PROBLEM TO WORK ON: These records need to be repeated exactly, every one of them.

EXTRACTED ENTRIES:
^^^^^^^^^^^^^^^^

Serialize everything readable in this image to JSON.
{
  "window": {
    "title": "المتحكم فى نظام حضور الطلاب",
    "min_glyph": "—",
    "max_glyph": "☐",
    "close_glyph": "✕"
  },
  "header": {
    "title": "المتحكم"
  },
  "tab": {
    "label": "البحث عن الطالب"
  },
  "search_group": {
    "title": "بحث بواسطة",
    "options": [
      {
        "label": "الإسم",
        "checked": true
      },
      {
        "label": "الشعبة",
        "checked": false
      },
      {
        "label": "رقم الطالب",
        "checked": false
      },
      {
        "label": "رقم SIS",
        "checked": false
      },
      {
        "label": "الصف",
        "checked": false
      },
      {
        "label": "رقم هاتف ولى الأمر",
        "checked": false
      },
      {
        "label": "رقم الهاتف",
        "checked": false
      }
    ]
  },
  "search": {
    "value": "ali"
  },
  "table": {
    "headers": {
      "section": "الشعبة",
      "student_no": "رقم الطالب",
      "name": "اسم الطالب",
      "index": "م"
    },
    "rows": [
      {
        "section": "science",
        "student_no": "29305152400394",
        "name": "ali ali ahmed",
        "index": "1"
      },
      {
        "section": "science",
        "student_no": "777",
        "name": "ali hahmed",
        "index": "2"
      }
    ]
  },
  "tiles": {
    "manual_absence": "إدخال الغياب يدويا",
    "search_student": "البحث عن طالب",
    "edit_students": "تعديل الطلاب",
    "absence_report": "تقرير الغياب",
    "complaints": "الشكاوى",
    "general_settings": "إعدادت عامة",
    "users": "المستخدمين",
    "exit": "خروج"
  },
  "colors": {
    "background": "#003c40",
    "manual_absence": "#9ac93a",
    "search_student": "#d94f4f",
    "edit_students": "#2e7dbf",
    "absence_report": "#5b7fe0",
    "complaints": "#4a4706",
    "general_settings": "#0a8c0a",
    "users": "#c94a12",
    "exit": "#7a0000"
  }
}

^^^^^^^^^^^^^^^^

SOLUTION TO THE EXERCISE:
Serialize everything readable in this image to JSON.
{
  "window": {
    "title": "المتحكم فى نظام حضور الطلاب",
    "min_glyph": "—",
    "max_glyph": "☐",
    "close_glyph": "✕"
  },
  "header": {
    "title": "المتحكم"
  },
  "tab": {
    "label": "البحث عن الطالب"
  },
  "search_group": {
    "title": "بحث بواسطة",
    "options": [
      {
        "label": "الإسم",
        "checked": true
      },
      {
        "label": "الشعبة",
        "checked": false
      },
      {
        "label": "رقم الطالب",
        "checked": false
      },
      {
        "label": "رقم SIS",
        "checked": false
      },
      {
        "label": "الصف",
        "checked": false
      },
      {
        "label": "رقم هاتف ولى الأمر",
        "checked": false
      },
      {
        "label": "رقم الهاتف",
        "checked": false
      }
    ]
  },
  "search": {
    "value": "ali"
  },
  "table": {
    "headers": {
      "section": "الشعبة",
      "student_no": "رقم الطالب",
      "name": "اسم الطالب",
      "index": "م"
    },
    "rows": [
      {
        "section": "science",
        "student_no": "29305152400394",
        "name": "ali ali ahmed",
        "index": "1"
      },
      {
        "section": "science",
        "student_no": "777",
        "name": "ali hahmed",
        "index": "2"
      }
    ]
  },
  "tiles": {
    "manual_absence": "إدخال الغياب يدويا",
    "search_student": "البحث عن طالب",
    "edit_students": "تعديل الطلاب",
    "absence_report": "تقرير الغياب",
    "complaints": "الشكاوى",
    "general_settings": "إعدادت عامة",
    "users": "المستخدمين",
    "exit": "خروج"
  },
  "colors": {
    "background": "#003c40",
    "manual_absence": "#9ac93a",
    "search_student": "#d94f4f",
    "edit_students": "#2e7dbf",
    "absence_report": "#5b7fe0",
    "complaints": "#4a4706",
    "general_settings": "#0a8c0a",
    "users": "#c94a12",
    "exit": "#7a0000"
  }
}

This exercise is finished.